When you’re trying to cut back, dessert is the trickiest course to navigate.
Personally, we avoid all “reduced calorie” versions of fattening desserts. It’s better to have a small piece of the good stuff less often, then it is to have “light” versions of brownies,, cheesecake, etc.
It couldn’t be easier. Use the apples you prefer for apple pie—varieties that hold their shape when cooked. Some examples include the Baldwin, Crispin/Mutsu, Granny Smith, Honeycrisp and Pink Lady.
You can bake them or microwave them. Microwaving is faster, and is the ideal way to cook a single serving. But if you become a fan of these baked apples, try baking them to see if you prefer the consistency.
RECIPE: DIET BAKED APPLES
(e.g. Cheerios or raw oats), yogurt
1. CORE the apples and place them in a microwave-safe dish in a half inch of water.
2. SPRINKLE the cored inside liberally with Splenda, cinnamon and nutmeg. Be sure the apple skin and the water are also sprinkled. The water will turn into a sort of syrup.
3. MICROWAVE for 3-1/2 to 4 minutes or until tender. Microwave ovens vary, so test until you find the right texture. Sometimes we want an al dente baked apple; other times we cook it longer to achieve the consistency of hot applesauce.
4. OPTIONAL: Reduce the cooking water to be more syrup-like. If you’re using agave, you can flavor the syrup with cinnamon and other spices. When ready to eat…
5. GARNISH as desired and serve.
THE HISTORY OF APPLES
Apples seem like the quintessential European fruit. But they first grew wild in the Tien Shan mountains of Kazakhstan, in Central Asia, millions of years ago.
Those early apples were likely smaller and more sour than modern apples—more like crabapples.
By about 6500 B.C.E., travelers were carrying cultivated apple seeds west, to West Asia, and east to China. Charred remains of apples have been found at a Stone Age village in Switzerland. (The Stone Aged spanned 6000 B.C.E to 2000 B.C.E.) [Source]
By the third century B.C.E., the Greeks were growing several varieties of apples; the ancient Romans also grew and loved the fruit.
Around 100 C.E., the Roman Legions brought apples along as they advanced north through Europe.
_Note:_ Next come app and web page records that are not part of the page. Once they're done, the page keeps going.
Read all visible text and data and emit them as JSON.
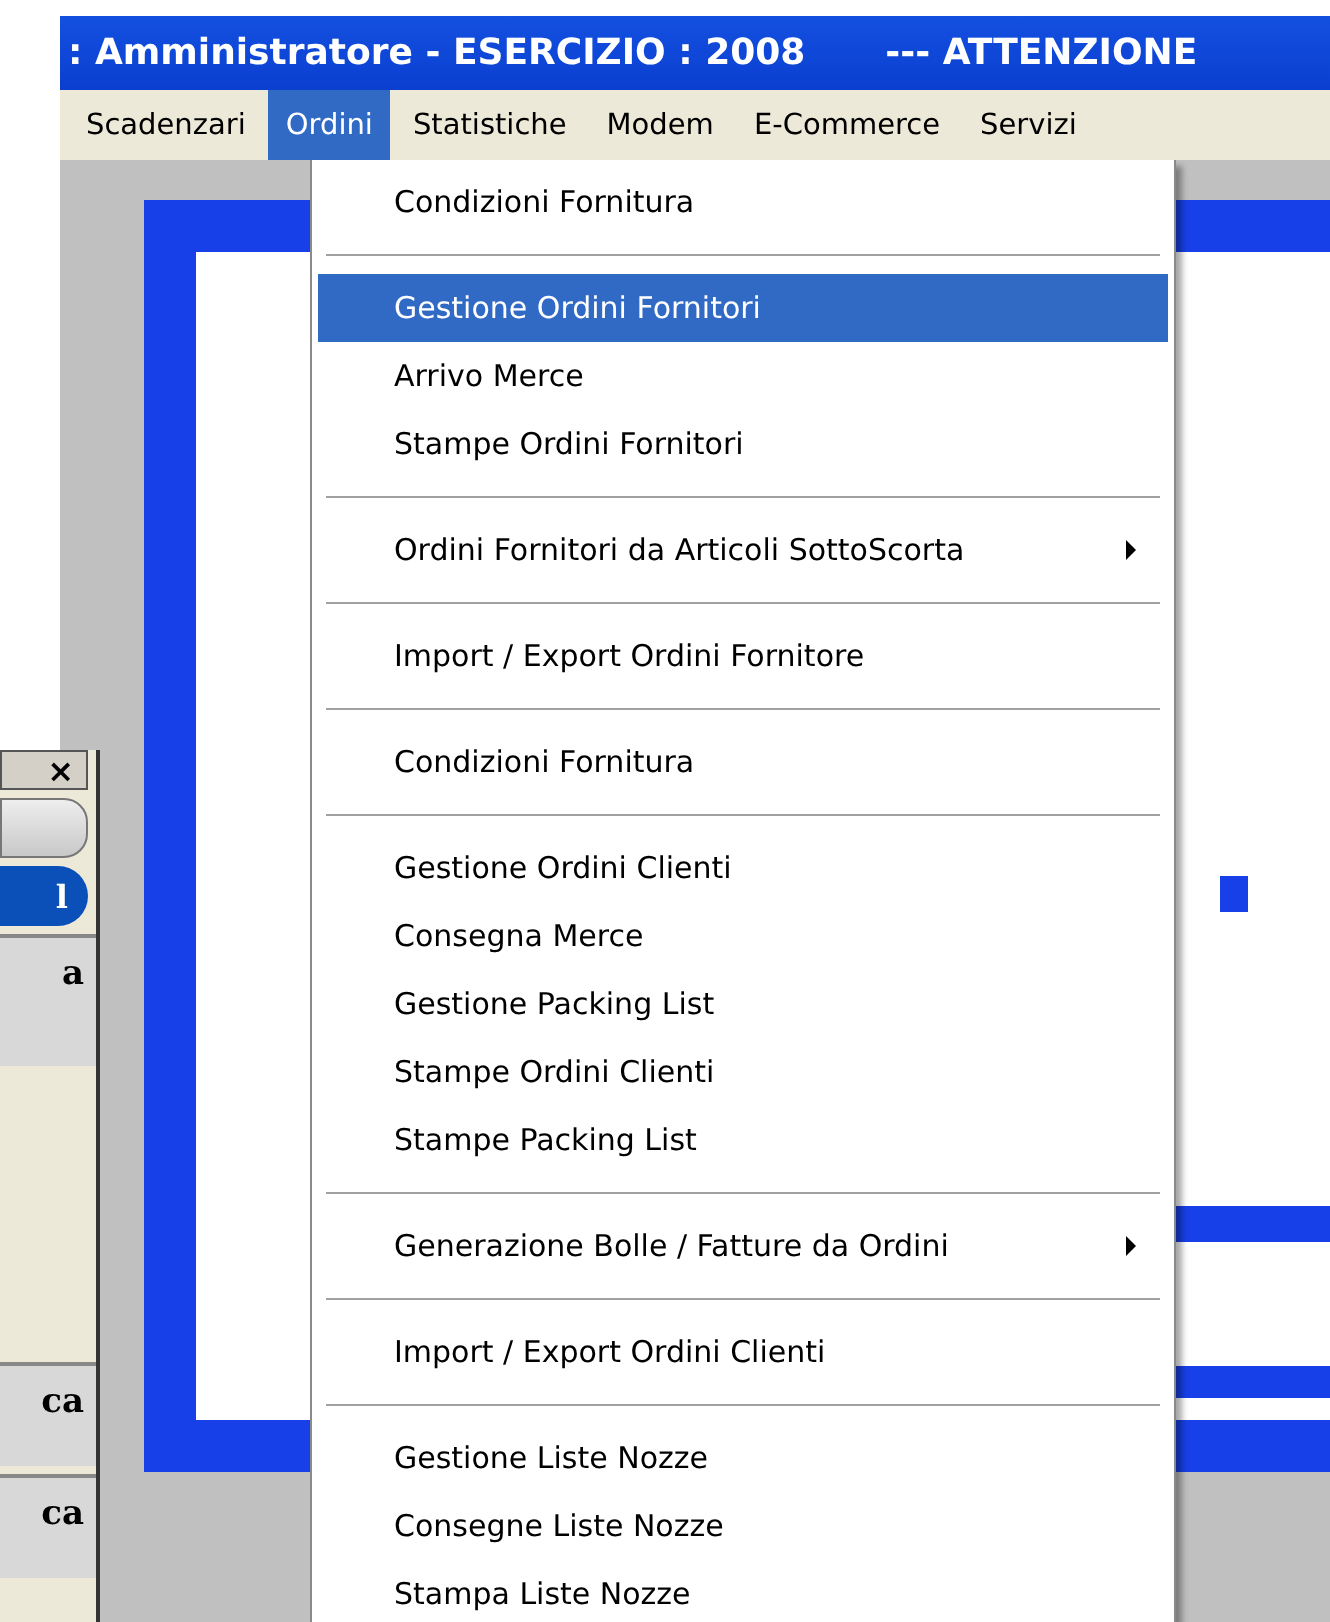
{
  "title_bar": {
    "title": ": Amministratore - ESERCIZIO : 2008",
    "notice": "--- ATTENZIONE"
  },
  "menu_bar": [
    {
      "label": "Scadenzari",
      "selected": false
    },
    {
      "label": "Ordini",
      "selected": true
    },
    {
      "label": "Statistiche",
      "selected": false
    },
    {
      "label": "Modem",
      "selected": false
    },
    {
      "label": "E-Commerce",
      "selected": false
    },
    {
      "label": "Servizi",
      "selected": false
    }
  ],
  "dropdown": [
    {
      "kind": "item",
      "label": "Condizioni Fornitura",
      "selected": false
    },
    {
      "kind": "separator"
    },
    {
      "kind": "item",
      "label": "Gestione Ordini Fornitori",
      "selected": true
    },
    {
      "kind": "item",
      "label": "Arrivo Merce",
      "selected": false
    },
    {
      "kind": "item",
      "label": "Stampe Ordini Fornitori",
      "selected": false
    },
    {
      "kind": "separator"
    },
    {
      "kind": "submenu",
      "label": "Ordini Fornitori da Articoli SottoScorta",
      "selected": false
    },
    {
      "kind": "separator"
    },
    {
      "kind": "item",
      "label": "Import / Export Ordini Fornitore",
      "selected": false
    },
    {
      "kind": "separator"
    },
    {
      "kind": "item",
      "label": "Condizioni Fornitura",
      "selected": false
    },
    {
      "kind": "separator"
    },
    {
      "kind": "item",
      "label": "Gestione Ordini Clienti",
      "selected": false
    },
    {
      "kind": "item",
      "label": "Consegna Merce",
      "selected": false
    },
    {
      "kind": "item",
      "label": "Gestione Packing List",
      "selected": false
    },
    {
      "kind": "item",
      "label": "Stampe Ordini Clienti",
      "selected": false
    },
    {
      "kind": "item",
      "label": "Stampe Packing List",
      "selected": false
    },
    {
      "kind": "separator"
    },
    {
      "kind": "submenu",
      "label": "Generazione Bolle / Fatture da Ordini",
      "selected": false
    },
    {
      "kind": "separator"
    },
    {
      "kind": "item",
      "label": "Import / Export Ordini Clienti",
      "selected": false
    },
    {
      "kind": "separator"
    },
    {
      "kind": "item",
      "label": "Gestione Liste Nozze",
      "selected": false
    },
    {
      "kind": "item",
      "label": "Consegne Liste Nozze",
      "selected": false
    },
    {
      "kind": "item",
      "label": "Stampa Liste Nozze",
      "selected": false
    }
  ],
  "side_window": {
    "close": "×",
    "tab": "l",
    "rows": [
      {
        "text": "a"
      },
      {
        "text": "ca"
      },
      {
        "text": "ca"
      }
    ]
  }
}
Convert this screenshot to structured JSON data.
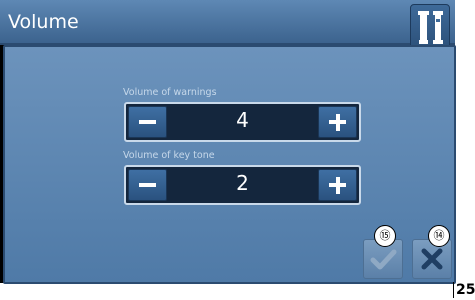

Gaul (ancient France) became a fertile region for apple cultivation. The Romans also planted apples in Brittania (England). Centuries later, following the Norman conquest in 1066, new varieties of apple from France were introduced to England.
Apples were a boon to Europeans. They ripened just as it was getting cold and they could keep all winter, a valuable food source when nothing else was growing. Apples were also sliced, dried and stored. And bitter varieties were pressed to make cider.
The word “apple” comes from the Old English word, “aeppel.” Cognates appear in Dutch, Old Frisian, Old High German and Old Saxon. According to What’s Cooking America, there are approximately 10,000 different kinds of varieties of apples grown around the world with more than 7,000 of these varieties grown in the U.S. (only a fraction are grown commercially).
Apples arrived in the New World in 1607, with the Jamestown settlers. The seeds and cuttings they brought from Europe were not all suited for cultivation in Virginia, but they began to mutate to new varieties of American apples.
Many of these apples were fairly bitter—not hand fruit, but important for making cider, which was more valuable than hand fruit or cooking fruit.
Most early colonists grew their own apples. Due to unhealthy water sources, most people, including children, drank beer or hard cider instead of water (the same was true in Europe).
Apples were being grown in Massachusetts as early as 1630. Mutation was continually creating new breeds. The McIntosh mutation was discovered in 1796, by a farmer named John McIntosh.
Sweet apples for eating were grown as well, and today they’re grown in every state. Thomas Jefferson had a part in the development of the Fuji apple.
As the story goes, the French minister to the United States gave Jefferson a gift of apple cuttings; Jefferson donated them to a Virginia nursery which cultivated them as the “Ralls Genet.” In 1939, Japanese apple breeders crossed the genes from the Red Delicious apple with the Ralls Genet, resulting in the now-ubiquitous Fuji apple. [Source]